Having had enough of the attacks on their community in France, 5,000 Jews living in the country emigrated to Israel in 2016—adding to the tens of thousands who've already left.
The Jewish Agency of Israel issued the update as France marked two years since attacks on the Charlie Hebdo magazine offices and on a Jewish supermarket in Paris, where four shoppers were shot dead.
Daniel Benhaim, who heads the Israeli-backed group in France, said that insecurity had been a "catalyst" for many Jews who were already thinking of leaving.
The 5,000 departures in 2016 add to the record 7,900 who left in 2015 and 7,231 in 2014. In total, 40,000 French Jews have emigrated since 2006, according to figures seen by AFP.
The French Jewish community is the largest in Europe at around 500,000, but the act of moving to Israel “has been significant over the last decade,” Benhaim told AFP.
It was shocked in 2006 by the kidnapping and brutal anti-Semitic killing of a young Jewish man, Ilan Halimi, in the Paris suburbs, which was followed by a shooting in a Jewish school in the southwest city of Toulouse in 2012. […]
France paid homage Monday to some of the victims of three days of violence in Paris in January 2015 that saw two Islamic extremists attack the Charlie Hebdo magazine, killing 12 people, and the Hyper Cacher supermarket in eastern Paris.
Gunman Amedy Coulibaly killed four people after taking shoppers hostage at the Jewish store. He was later shot dead by anti-terror police when they stormed the premises.
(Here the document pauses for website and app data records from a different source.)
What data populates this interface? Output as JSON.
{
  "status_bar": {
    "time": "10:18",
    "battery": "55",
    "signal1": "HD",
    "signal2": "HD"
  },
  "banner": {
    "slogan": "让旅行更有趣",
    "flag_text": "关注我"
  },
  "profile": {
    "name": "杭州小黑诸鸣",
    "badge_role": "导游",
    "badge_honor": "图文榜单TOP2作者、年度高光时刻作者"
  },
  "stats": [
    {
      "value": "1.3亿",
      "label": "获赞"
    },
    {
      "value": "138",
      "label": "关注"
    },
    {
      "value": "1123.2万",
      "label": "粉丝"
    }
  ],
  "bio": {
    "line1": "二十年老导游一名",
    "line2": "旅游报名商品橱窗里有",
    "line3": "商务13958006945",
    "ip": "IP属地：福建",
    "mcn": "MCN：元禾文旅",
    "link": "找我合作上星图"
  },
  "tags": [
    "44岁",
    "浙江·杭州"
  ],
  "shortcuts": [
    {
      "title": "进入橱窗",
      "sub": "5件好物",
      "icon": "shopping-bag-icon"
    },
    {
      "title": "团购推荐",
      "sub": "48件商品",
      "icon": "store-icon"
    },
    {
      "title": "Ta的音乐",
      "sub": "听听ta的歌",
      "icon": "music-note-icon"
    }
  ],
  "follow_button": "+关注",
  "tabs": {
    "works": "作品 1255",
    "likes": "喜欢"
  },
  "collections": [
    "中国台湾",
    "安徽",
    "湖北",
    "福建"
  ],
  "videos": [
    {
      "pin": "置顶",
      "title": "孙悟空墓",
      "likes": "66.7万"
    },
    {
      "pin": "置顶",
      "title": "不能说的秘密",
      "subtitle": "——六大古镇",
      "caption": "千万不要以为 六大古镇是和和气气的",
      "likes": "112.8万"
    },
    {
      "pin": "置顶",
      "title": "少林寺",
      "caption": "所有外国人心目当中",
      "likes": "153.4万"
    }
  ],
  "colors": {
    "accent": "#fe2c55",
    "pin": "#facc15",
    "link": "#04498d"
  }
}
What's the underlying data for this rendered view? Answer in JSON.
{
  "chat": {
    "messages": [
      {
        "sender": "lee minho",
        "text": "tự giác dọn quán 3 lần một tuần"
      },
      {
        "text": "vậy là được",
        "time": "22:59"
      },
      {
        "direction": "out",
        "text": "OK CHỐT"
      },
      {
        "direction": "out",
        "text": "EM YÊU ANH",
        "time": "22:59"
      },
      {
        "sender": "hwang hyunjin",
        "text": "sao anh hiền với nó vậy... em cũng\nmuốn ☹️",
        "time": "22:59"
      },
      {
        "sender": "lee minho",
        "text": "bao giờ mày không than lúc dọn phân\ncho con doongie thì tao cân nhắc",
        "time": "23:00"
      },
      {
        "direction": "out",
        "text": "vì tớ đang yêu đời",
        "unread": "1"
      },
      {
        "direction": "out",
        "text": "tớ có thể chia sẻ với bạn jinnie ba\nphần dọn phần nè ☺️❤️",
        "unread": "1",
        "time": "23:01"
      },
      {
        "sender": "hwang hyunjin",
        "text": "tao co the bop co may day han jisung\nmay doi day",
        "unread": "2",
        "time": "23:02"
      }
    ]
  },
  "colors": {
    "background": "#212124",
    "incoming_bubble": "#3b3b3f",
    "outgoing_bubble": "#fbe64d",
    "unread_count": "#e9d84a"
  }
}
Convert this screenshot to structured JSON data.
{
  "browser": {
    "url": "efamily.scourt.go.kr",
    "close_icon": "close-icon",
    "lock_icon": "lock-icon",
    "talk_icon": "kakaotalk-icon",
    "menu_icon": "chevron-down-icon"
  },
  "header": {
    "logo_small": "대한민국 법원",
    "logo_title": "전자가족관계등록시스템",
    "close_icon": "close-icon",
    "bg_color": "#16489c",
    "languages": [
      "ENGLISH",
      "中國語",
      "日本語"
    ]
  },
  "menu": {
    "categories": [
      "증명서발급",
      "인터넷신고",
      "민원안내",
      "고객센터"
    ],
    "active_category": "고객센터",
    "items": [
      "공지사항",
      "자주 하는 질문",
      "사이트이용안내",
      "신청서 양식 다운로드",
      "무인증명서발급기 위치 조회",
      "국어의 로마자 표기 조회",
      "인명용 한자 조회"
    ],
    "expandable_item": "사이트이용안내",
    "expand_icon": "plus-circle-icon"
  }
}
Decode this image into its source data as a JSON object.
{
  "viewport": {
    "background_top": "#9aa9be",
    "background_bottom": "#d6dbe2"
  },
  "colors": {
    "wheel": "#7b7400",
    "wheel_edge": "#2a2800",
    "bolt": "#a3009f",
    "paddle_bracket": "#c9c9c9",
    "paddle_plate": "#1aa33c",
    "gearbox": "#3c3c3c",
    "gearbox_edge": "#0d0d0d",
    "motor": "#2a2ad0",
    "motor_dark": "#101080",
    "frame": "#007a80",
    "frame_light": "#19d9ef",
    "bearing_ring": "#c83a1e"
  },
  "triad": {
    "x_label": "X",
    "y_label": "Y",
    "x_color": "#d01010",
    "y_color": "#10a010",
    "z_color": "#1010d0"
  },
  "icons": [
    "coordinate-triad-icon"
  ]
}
Experts also note that the recent attacks aren’t the only reason Jews are leaving—some go to Israel due to familial, religious, and economic reasons. And some will eventually go home. It’s estimated that between 10 and 35 percent of those who go to Israel will return to their country of origin.